10. I am a blessed mother. Even with all of those panicky and anxiety-filled emotions, I make sure to take time every day, despite the struggles and despite my mistakes, to appreciate what I do have. Not very many people love me and I know that. Hell, there aren’t even many people who like me. I can’t count on my parents or siblings. But I know that my husband, my kids, and our dog love me. And no matter how many times I screw up, they always will. There is a lot of comfort in knowing there are 3 people and 1 animal that will be home waiting for me when I pull into the driveway. And it is also good to know that I am needed, wherein my mental condition/illness often equates need to love (“If you’re not useful, you are not worthy” type of thinking). If I never crossed another thing off of my to-do list, if I stopped cooking full meals, if I stopped wearing make-up and shaved my head bald, if I never vacuumed or dusted again, if I didn’t buy another toy or dog treat or area rug, it wouldn’t matter, because those people will still love me regardless. It’s not because of what I do, but it’s who I am, that matters to them. I am Mommy. I am likely the most ordinary, average person on the face of the planet, but I am also the luckiest.

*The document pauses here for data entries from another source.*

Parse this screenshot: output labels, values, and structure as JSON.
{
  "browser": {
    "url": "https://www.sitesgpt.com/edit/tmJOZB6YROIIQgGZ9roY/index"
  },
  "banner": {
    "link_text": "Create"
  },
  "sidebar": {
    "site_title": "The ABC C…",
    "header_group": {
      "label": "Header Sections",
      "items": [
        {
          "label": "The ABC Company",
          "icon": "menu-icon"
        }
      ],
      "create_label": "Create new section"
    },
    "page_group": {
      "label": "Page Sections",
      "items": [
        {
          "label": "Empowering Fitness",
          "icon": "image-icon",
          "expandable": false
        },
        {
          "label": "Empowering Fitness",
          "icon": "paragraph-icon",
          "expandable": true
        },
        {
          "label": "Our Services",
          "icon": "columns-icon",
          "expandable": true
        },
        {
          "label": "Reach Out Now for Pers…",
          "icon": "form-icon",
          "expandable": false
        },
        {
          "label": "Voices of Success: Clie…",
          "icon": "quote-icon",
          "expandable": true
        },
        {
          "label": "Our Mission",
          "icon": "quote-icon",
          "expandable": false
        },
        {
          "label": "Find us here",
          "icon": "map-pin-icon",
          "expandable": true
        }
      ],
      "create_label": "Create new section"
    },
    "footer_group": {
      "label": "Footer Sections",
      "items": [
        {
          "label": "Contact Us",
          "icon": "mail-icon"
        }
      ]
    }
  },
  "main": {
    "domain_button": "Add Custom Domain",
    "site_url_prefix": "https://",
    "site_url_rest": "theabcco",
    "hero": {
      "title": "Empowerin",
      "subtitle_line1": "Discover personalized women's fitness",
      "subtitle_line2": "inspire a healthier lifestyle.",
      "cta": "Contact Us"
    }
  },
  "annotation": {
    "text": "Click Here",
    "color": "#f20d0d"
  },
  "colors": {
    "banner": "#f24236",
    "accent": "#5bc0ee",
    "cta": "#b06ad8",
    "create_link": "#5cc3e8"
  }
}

In the end, there is no such thing as a perfect mom. There are shitty moms and there are good moms. And behind most great mothers are women who are terrified they’re screwing everything up. But the simple act of worrying or trying makes you a good mom. Nobody knows your family better than YOU. As I’ve already said, I tell my kids every day that all I expect is their best. I can think of a few moms, myself included, that should adapt this philosophy. Nobody can or should expect more than your best. It will always be enough.
Meg / cC